---- DATASET ENTRIES

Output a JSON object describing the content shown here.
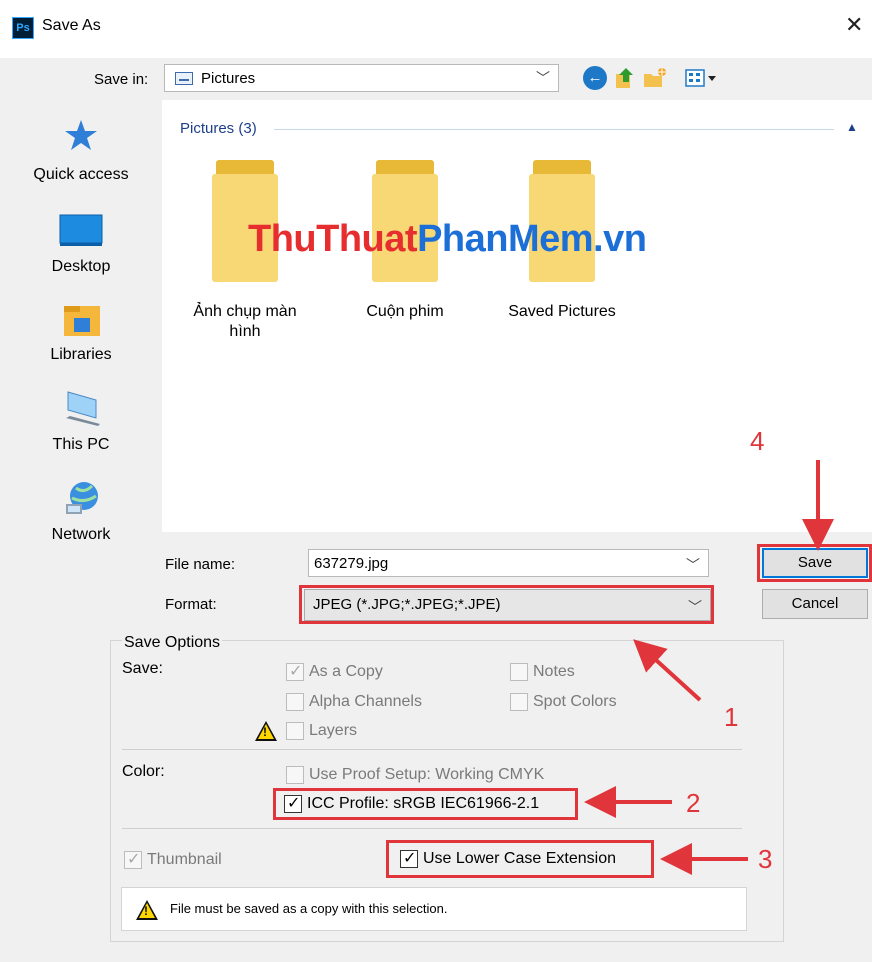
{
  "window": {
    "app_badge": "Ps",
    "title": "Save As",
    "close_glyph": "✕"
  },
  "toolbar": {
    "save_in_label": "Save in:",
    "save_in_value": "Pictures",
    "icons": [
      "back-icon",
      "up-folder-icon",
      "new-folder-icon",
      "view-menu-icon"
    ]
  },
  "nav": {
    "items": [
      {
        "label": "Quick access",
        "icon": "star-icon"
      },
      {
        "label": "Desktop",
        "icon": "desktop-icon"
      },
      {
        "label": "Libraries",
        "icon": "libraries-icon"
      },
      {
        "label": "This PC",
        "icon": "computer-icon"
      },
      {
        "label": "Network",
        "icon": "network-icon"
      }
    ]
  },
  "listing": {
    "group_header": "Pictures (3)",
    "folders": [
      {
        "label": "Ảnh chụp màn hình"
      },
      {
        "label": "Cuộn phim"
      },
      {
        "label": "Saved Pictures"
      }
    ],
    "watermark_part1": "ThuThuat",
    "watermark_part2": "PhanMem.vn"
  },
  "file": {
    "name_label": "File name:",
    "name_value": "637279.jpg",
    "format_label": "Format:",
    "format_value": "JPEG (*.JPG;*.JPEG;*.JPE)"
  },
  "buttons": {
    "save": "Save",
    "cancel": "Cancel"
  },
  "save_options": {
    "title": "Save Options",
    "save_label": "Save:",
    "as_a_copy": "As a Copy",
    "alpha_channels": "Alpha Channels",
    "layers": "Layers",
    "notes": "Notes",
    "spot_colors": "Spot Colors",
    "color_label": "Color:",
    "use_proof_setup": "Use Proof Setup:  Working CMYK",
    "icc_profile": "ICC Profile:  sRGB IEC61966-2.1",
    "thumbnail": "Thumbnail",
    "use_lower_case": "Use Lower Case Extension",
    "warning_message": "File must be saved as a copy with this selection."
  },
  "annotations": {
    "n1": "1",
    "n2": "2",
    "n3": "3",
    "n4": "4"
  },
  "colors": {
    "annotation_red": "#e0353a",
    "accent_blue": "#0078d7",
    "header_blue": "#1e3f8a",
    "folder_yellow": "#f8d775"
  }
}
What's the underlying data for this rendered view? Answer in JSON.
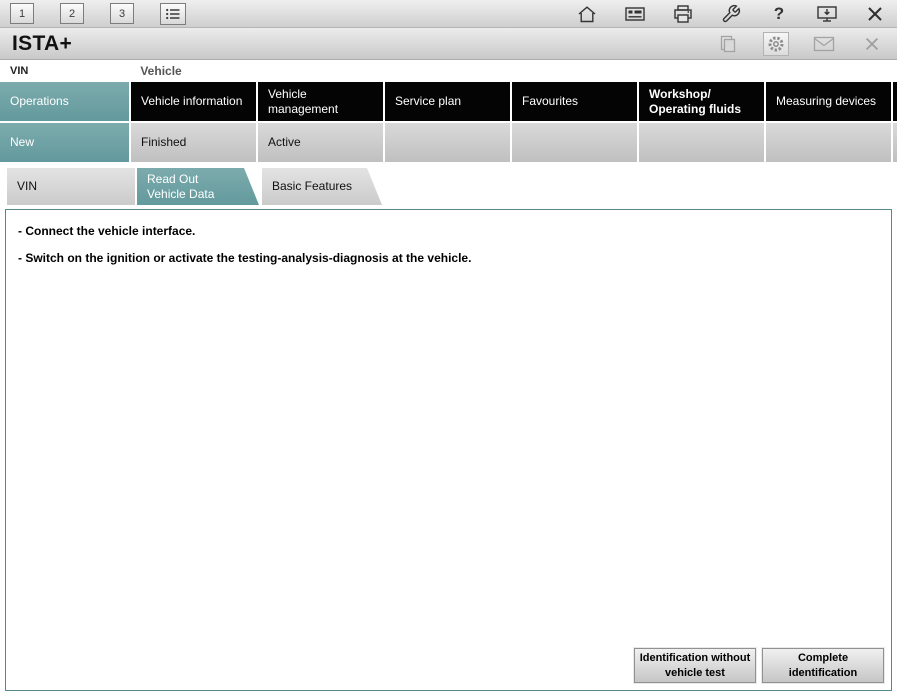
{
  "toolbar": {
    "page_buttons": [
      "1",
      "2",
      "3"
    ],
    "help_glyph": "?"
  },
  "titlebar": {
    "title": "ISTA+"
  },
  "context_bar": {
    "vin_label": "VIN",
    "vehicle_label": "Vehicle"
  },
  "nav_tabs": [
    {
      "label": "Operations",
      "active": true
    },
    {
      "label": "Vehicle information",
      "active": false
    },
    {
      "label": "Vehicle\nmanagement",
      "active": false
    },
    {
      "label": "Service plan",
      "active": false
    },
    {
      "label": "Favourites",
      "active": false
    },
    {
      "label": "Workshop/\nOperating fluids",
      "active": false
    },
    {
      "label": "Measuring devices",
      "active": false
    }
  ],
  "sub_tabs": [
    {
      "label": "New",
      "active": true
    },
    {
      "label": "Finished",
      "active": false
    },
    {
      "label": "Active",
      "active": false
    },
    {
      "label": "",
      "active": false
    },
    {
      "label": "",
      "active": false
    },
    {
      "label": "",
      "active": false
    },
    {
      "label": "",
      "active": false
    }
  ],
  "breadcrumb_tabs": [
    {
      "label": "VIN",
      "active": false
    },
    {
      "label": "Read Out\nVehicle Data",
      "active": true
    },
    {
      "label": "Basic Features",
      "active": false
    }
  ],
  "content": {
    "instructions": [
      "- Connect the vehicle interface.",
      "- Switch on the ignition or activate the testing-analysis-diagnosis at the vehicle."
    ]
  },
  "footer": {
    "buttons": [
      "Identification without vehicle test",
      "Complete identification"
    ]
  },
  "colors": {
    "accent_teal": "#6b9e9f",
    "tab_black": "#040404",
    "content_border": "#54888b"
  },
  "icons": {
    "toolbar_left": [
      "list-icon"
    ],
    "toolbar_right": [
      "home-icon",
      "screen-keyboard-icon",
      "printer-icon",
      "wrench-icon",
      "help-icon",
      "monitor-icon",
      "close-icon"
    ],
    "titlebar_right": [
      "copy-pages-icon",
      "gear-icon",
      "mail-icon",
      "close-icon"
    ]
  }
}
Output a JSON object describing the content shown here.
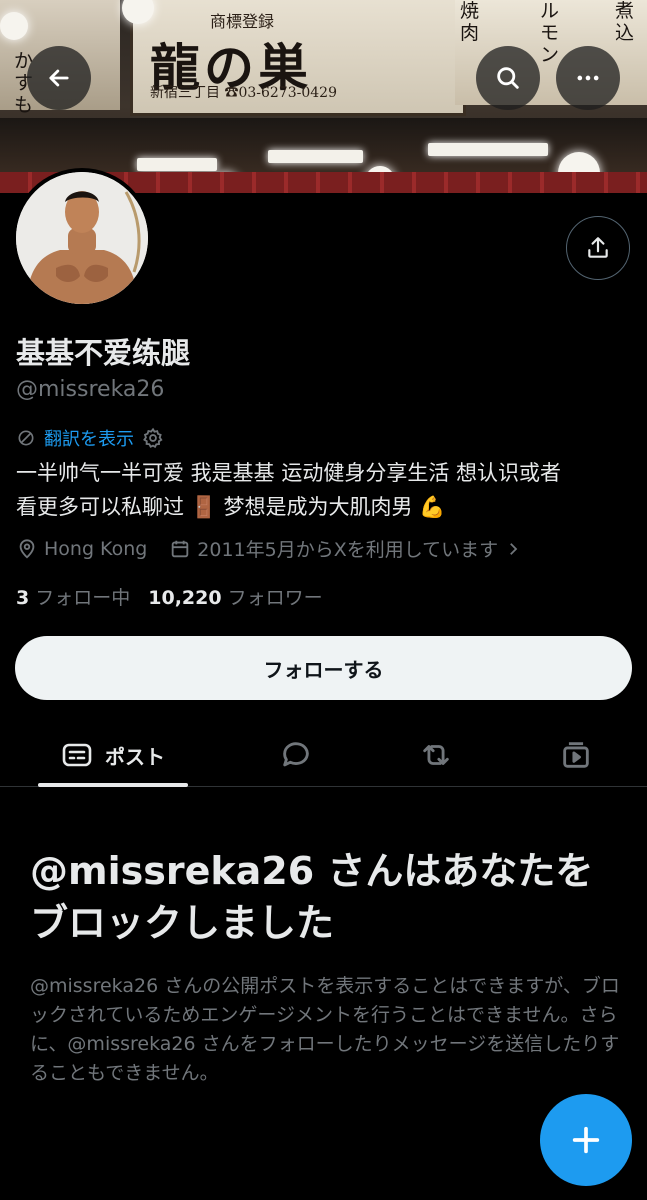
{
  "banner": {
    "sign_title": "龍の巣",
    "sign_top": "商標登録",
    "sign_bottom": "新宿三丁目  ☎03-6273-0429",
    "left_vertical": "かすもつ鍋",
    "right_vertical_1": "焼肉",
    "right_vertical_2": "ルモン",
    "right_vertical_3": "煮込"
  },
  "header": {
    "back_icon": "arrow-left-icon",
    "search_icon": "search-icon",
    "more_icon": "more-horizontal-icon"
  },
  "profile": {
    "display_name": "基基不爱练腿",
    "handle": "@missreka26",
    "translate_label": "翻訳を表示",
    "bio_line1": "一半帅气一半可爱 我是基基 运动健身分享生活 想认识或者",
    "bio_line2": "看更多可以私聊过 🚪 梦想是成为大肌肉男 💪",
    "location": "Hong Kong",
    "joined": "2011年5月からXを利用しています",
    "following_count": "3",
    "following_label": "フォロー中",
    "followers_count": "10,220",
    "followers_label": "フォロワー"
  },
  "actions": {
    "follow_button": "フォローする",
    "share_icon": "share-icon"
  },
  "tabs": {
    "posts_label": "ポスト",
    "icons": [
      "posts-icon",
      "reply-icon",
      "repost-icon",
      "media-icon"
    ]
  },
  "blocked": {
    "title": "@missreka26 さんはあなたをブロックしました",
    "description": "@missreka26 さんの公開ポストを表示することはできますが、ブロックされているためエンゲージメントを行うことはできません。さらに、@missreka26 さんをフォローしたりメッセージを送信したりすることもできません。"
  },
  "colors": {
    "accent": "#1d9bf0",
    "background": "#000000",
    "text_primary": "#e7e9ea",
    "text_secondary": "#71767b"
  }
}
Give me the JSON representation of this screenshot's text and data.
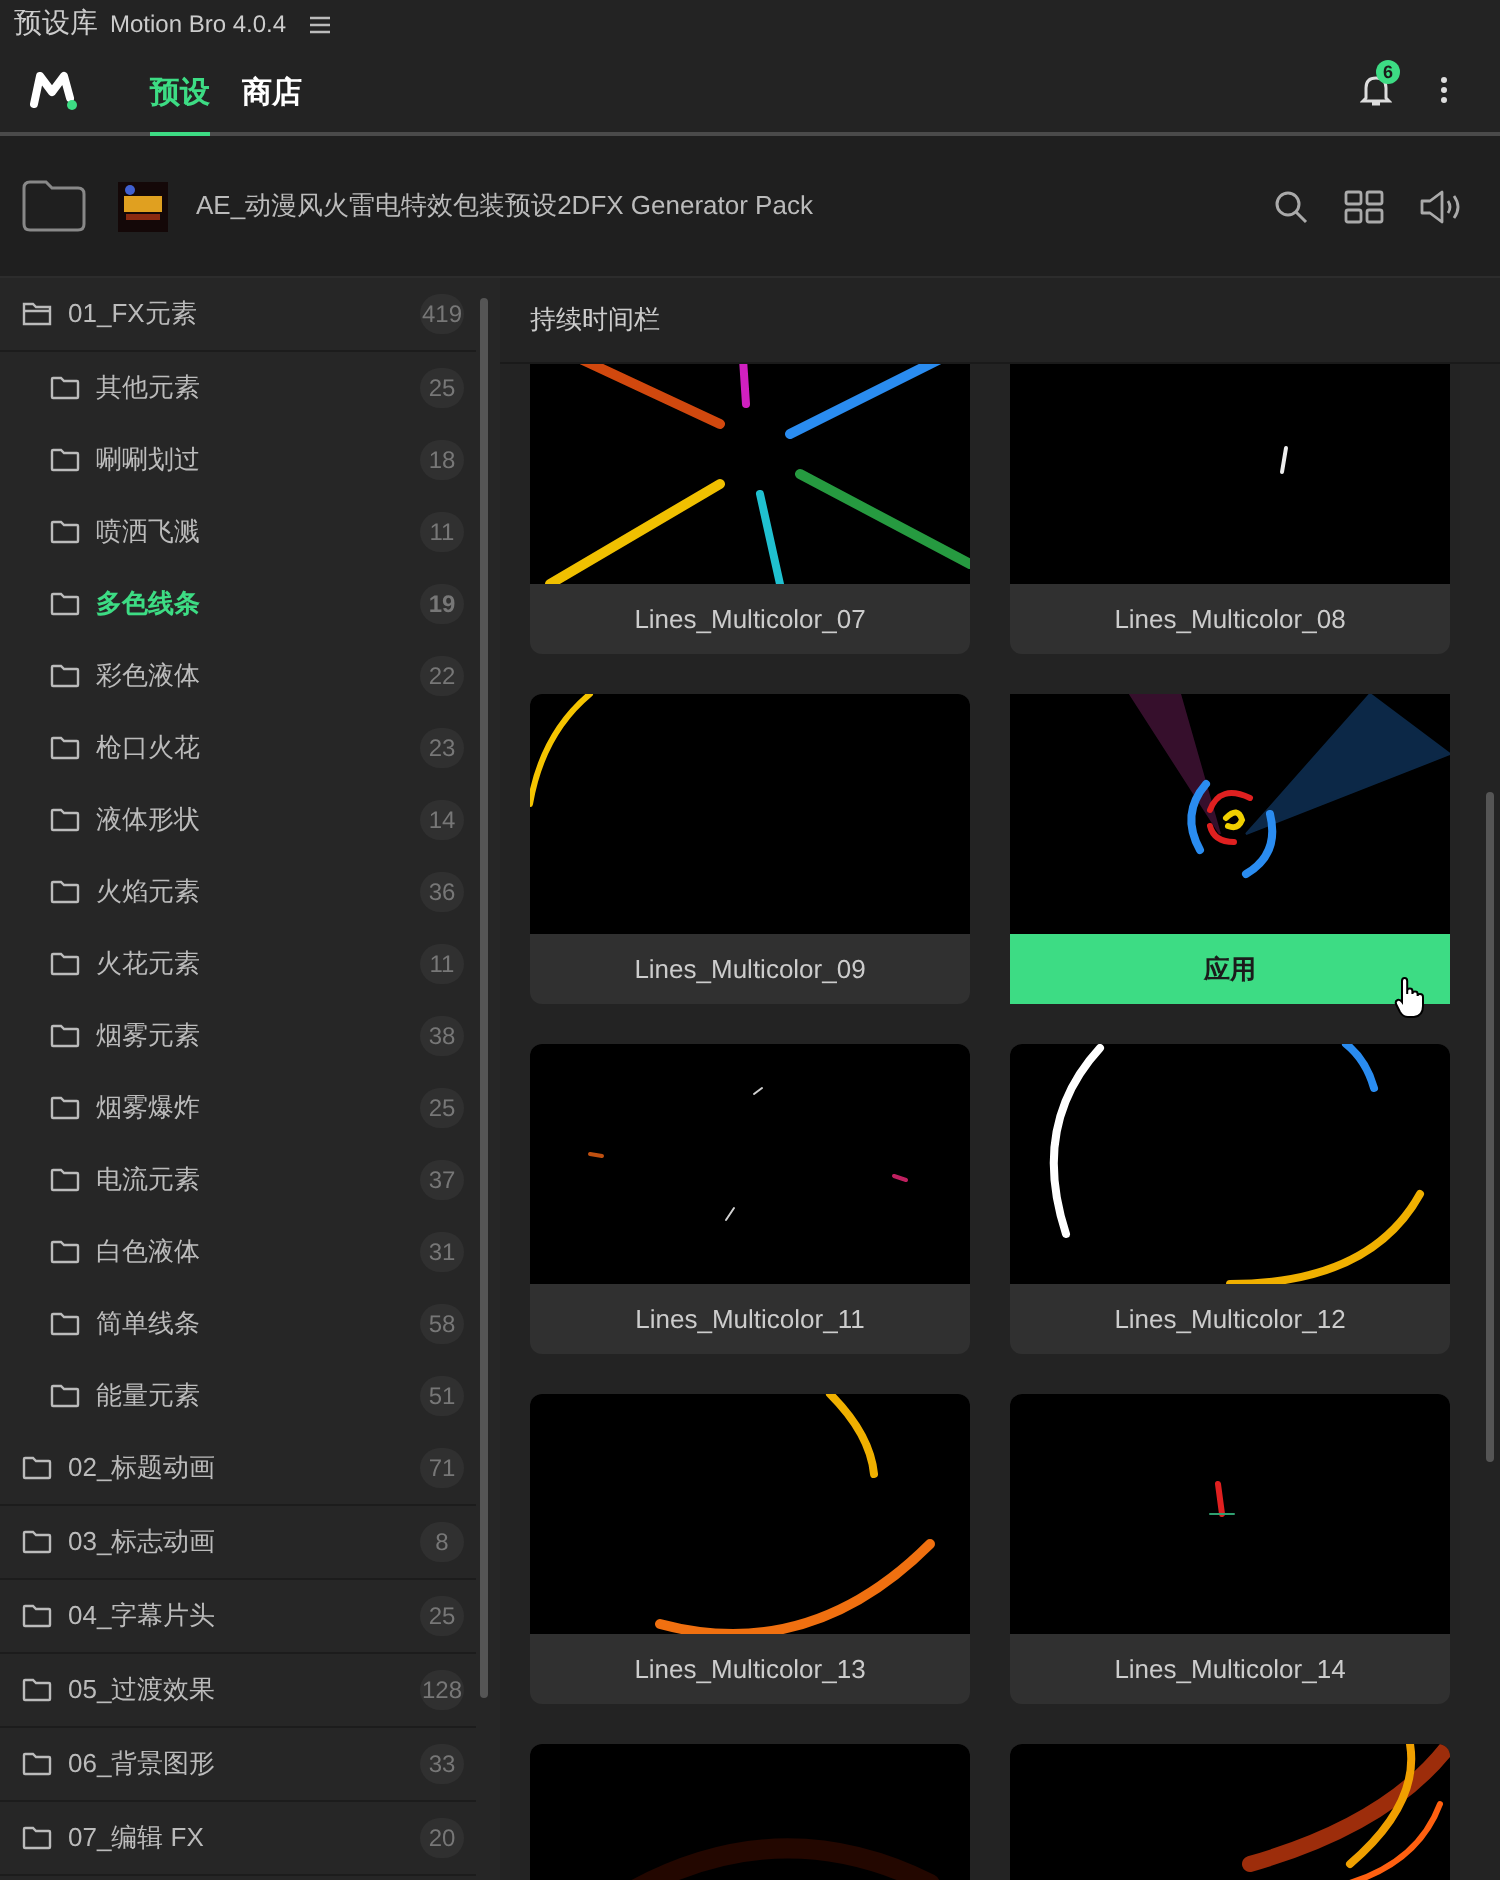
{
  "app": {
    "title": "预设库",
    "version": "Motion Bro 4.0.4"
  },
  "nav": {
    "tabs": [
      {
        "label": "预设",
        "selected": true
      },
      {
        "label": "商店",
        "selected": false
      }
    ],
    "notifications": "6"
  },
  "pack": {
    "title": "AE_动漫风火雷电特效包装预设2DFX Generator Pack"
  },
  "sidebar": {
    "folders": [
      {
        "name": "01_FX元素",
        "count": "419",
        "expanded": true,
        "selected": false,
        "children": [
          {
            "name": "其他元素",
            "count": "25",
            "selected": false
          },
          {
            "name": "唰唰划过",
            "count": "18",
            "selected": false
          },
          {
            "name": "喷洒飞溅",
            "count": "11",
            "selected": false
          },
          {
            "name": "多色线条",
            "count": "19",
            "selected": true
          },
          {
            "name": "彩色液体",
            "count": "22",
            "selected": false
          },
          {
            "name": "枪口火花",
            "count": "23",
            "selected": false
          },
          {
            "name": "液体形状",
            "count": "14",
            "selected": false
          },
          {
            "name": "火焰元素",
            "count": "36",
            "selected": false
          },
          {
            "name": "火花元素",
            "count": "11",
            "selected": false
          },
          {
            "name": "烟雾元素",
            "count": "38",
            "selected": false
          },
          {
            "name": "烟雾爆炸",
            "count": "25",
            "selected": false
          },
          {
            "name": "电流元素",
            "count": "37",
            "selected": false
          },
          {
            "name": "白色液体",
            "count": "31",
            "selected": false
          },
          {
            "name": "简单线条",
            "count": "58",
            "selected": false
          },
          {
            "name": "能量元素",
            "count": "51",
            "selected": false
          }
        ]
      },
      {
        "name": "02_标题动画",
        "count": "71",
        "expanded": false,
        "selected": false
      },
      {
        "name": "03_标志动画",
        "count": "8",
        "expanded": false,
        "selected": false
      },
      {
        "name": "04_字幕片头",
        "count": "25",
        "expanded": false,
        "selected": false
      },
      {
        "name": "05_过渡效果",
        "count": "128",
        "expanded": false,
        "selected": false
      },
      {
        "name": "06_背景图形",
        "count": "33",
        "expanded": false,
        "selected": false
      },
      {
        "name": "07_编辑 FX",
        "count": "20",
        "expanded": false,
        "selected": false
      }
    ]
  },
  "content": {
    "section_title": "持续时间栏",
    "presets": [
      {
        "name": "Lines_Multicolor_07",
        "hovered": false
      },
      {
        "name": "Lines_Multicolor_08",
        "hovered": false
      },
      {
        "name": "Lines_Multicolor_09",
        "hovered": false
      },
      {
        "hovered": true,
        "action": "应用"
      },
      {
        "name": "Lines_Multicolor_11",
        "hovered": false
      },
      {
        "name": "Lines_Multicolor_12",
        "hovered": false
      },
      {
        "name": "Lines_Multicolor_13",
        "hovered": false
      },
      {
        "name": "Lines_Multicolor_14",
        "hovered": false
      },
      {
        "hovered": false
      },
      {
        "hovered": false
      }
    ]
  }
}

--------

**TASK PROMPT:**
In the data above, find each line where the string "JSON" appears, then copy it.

**RESPONSE TO THE TASK:**
Output a JSON object describing the content shown here.
What's the underlying data for this rendered view? Answer in JSON.
Output a JSON object describing the content shown here.
Give me the JSON representation of this screenshot's text and data.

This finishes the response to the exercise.